The Structural Integrity of Anion Binding Exosite I of Thrombin Is Required and Sufficient for Timely Cleavage and Activation of Factor V and Factor VIII

Michael A. Bukys, Department of Chemistry, Cleveland State University, Cleveland, Ohio 44115, USA.
Tivadar Orban
Paul Y. Kim
Daniel O. Beck
Michael E. Nesheim
Michael Kalafatis

Abstract

Alpha-thrombin has two separate electropositive binding exosites (anion binding exosite I, ABE-I and anion binding exosite II, ABE-II) that are involved in substrate tethering necessary for efficient catalysis. Alpha-thrombin catalyzes the activation of factor V and factor VIII following discrete proteolytic cleavages. Requirement for both anion binding exosites of the enzyme has been suggested for the activation of both procofactors by alpha-thrombin. We have used plasma-derived alpha-thrombin, beta-thrombin (a thrombin molecule that has only ABE-II available), and a recombinant prothrombin molecule rMZ-II (R155A/R284A/R271A) that can only be cleaved at Arg(320) (resulting in an enzymatically active molecule that has only ABE-I exposed, rMZ-IIa) to ascertain the role of each exosite for procofactor activation.
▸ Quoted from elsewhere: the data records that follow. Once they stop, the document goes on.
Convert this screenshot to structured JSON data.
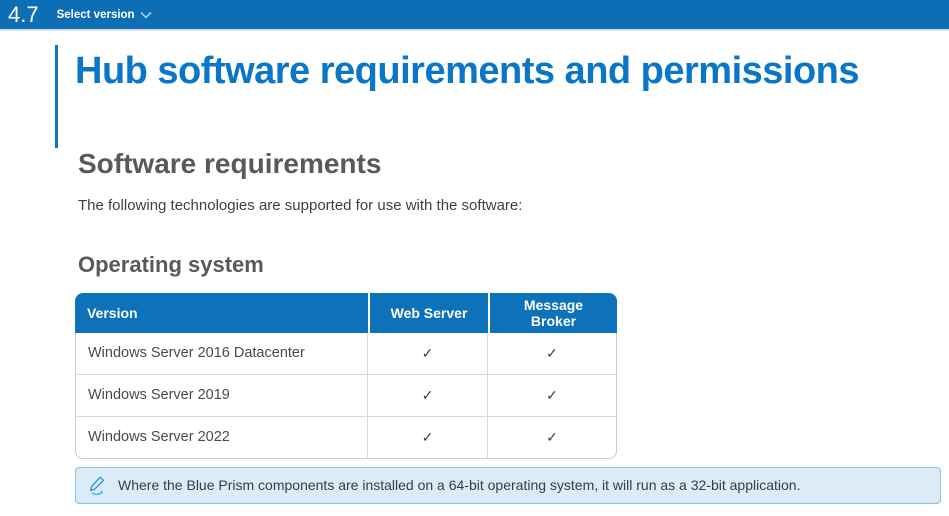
{
  "topbar": {
    "version": "4.7",
    "select_version_label": "Select version",
    "chevron_icon": "chevron-down-icon"
  },
  "page": {
    "title": "Hub software requirements and permissions",
    "section_heading": "Software requirements",
    "intro": "The following technologies are supported for use with the software:",
    "subsection_heading": "Operating system"
  },
  "table": {
    "columns": [
      "Version",
      "Web Server",
      "Message Broker"
    ],
    "rows": [
      {
        "version": "Windows Server 2016 Datacenter",
        "web_server": "✓",
        "message_broker": "✓"
      },
      {
        "version": "Windows Server 2019",
        "web_server": "✓",
        "message_broker": "✓"
      },
      {
        "version": "Windows Server 2022",
        "web_server": "✓",
        "message_broker": "✓"
      }
    ]
  },
  "note": {
    "icon": "pencil-icon",
    "text": "Where the Blue Prism components are installed on a 64-bit operating system, it will run as a 32-bit application."
  },
  "colors": {
    "topbar_blue": "#0d6eb5",
    "title_blue": "#0a76c8",
    "table_header_blue": "#0d72b9",
    "heading_gray": "#58595b",
    "note_background": "#dcebf8",
    "note_border": "#85c3e9"
  }
}
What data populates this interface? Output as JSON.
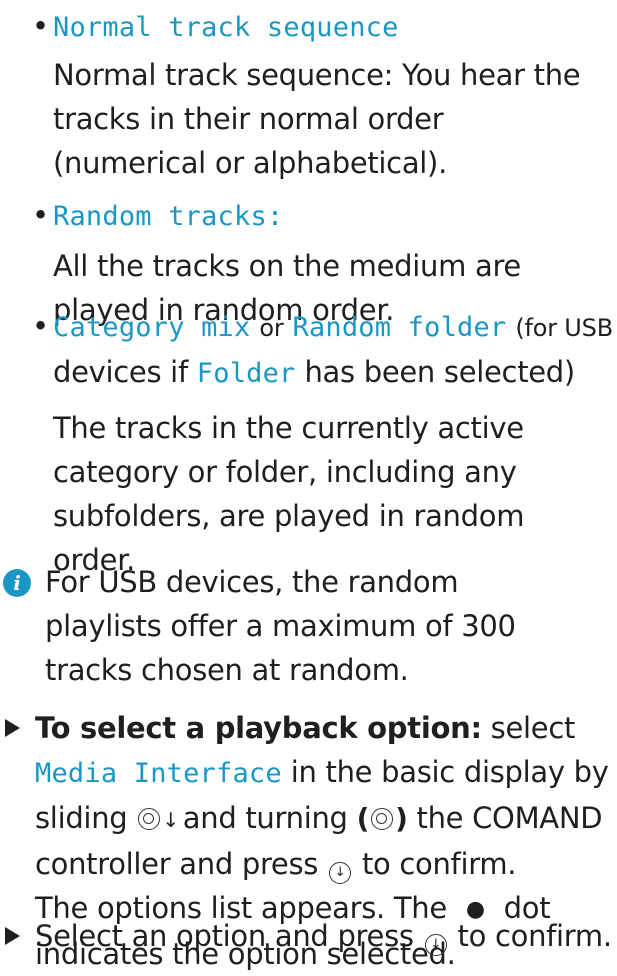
{
  "items": [
    {
      "term": "Normal track sequence",
      "description": "Normal track sequence: You hear the tracks in their normal order (numerical or alphabetical)."
    },
    {
      "term": "Random tracks:",
      "description": "All the tracks on the medium are played in random order."
    },
    {
      "term1": "Category mix",
      "or": "or",
      "term2": "Random folder",
      "paren_text": "(for USB",
      "line2_a": "devices if",
      "term3": "Folder",
      "line2_b": "has been selected)",
      "description": "The tracks in the currently active category or folder, including any subfolders, are played in random order."
    }
  ],
  "note": {
    "icon": "info-icon",
    "text": "For USB devices, the random playlists offer a maximum of 300 tracks chosen at random."
  },
  "steps": [
    {
      "icon": "arrow-right-icon",
      "bold_lead": "To select a playback option:",
      "text_a": "select",
      "term": "Media Interface",
      "text_b": "in the basic display by",
      "text_c": "sliding",
      "text_d": "and turning",
      "text_e": "the COMAND",
      "text_f": "controller and press",
      "text_g": "to confirm.",
      "result_a": "The options list appears. The",
      "result_b": "dot",
      "result_c": "indicates the option selected."
    },
    {
      "icon": "arrow-right-icon",
      "text_a": "Select an option and press",
      "text_b": "to confirm."
    }
  ],
  "bullet_glyph": "•",
  "selected_dot_glyph": "●",
  "accent_color": "#1a97c5"
}
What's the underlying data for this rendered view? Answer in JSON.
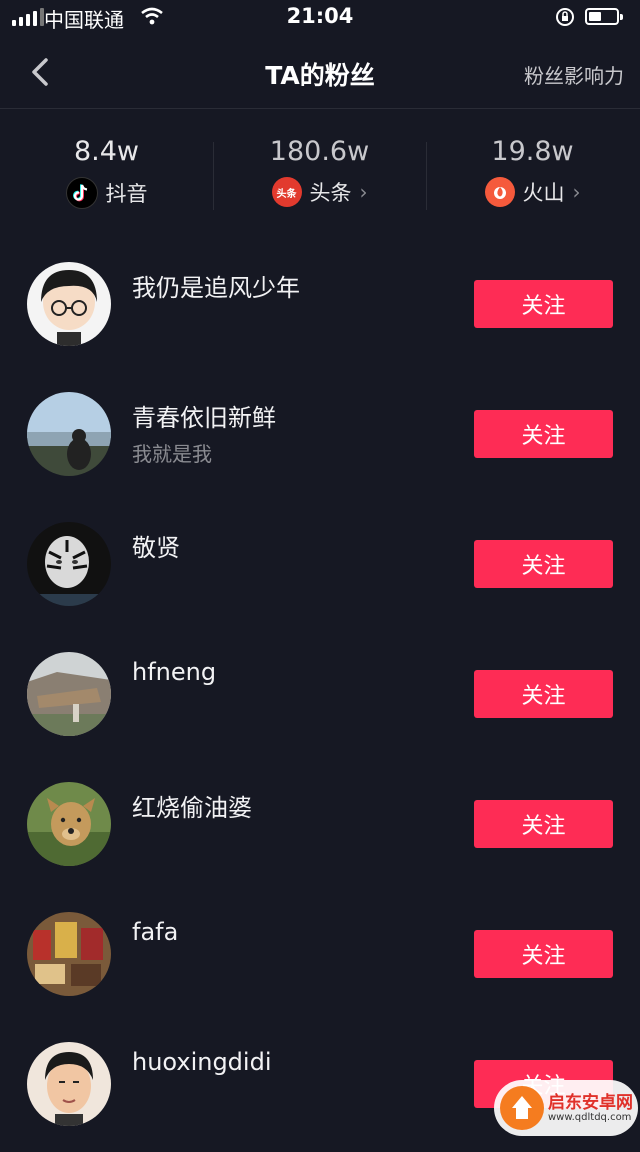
{
  "status_bar": {
    "carrier": "中国联通",
    "time": "21:04",
    "battery_level_pct": 45
  },
  "nav": {
    "title": "TA的粉丝",
    "right_link": "粉丝影响力"
  },
  "stats": [
    {
      "value": "8.4w",
      "platform": "抖音",
      "chevron": ""
    },
    {
      "value": "180.6w",
      "platform": "头条",
      "logo_text": "头条",
      "chevron": "›"
    },
    {
      "value": "19.8w",
      "platform": "火山",
      "chevron": "›"
    }
  ],
  "followers": [
    {
      "name": "我仍是追风少年",
      "signature": "",
      "button": "关注"
    },
    {
      "name": "青春依旧新鲜",
      "signature": "我就是我",
      "button": "关注"
    },
    {
      "name": "敬贤",
      "signature": "",
      "button": "关注"
    },
    {
      "name": "hfneng",
      "signature": "",
      "button": "关注"
    },
    {
      "name": "红烧偷油婆",
      "signature": "",
      "button": "关注"
    },
    {
      "name": "fafa",
      "signature": "",
      "button": "关注"
    },
    {
      "name": "huoxingdidi",
      "signature": "",
      "button": "关注"
    }
  ],
  "watermark": {
    "text_cn": "启东安卓网",
    "text_url": "www.qdltdq.com"
  },
  "colors": {
    "background": "#161823",
    "accent": "#fe2c55",
    "muted": "#8a8b91"
  }
}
We have also employed a synthetic sulfated pentapeptide (DY(SO(3)(-))DY(SO(3)(-))Q, designated D5Q1,2) as an exosite-directed inhibitor of thrombin. The clotting time obtained with beta-thrombin was increased by approximately 8-fold, whereas rMZ-IIa was 4-fold less efficient in promoting clotting than alpha-thrombin under similar experimental conditions. Alpha-thrombin readily activated factor V following cleavages at Arg(709), Arg(1018), and Arg(1545) and factor VIII following proteolysis at Arg(372), Arg(740), and Arg(1689). Cleavage of both procofactors by alpha-thrombin was significantly inhibited by D5Q1,2. In contrast, beta-thrombin was unable to cleave factor V at Arg(1545) and factor VIII at both Arg(372) and Arg(1689). The former is required for light chain formation and expression of optimum factor Va cofactor activity, whereas the latter two cleavages are a prerequisite for expression of factor VIIIa cofactor activity. Beta-thrombin was found to cleave factor V at Arg(709) and factor VIII at Arg(740), albeit less efficiently than alpha-thrombin. The sulfated pentapeptide inhibited moderately both cleavages by beta-thrombin. Under similar experimental conditions, membrane-bound rMZ-IIa cleaved and activated both procofactor molecules. Activation of the two procofactors by membrane-bound rMZ-IIa was severely impaired by D5Q1,2. Overall the data demonstrate that ABE-I alone of alpha-thrombin can account for the interaction of both procofactors with alpha-thrombin resulting in their timely and efficient activation. Because formation of meizothrombin precedes that of alpha-thrombin, our findings also imply that meizothrombin may be the physiological activator of both procofactors in vivo in the presence of a procoagulant membrane surface during the early stages of coagulation.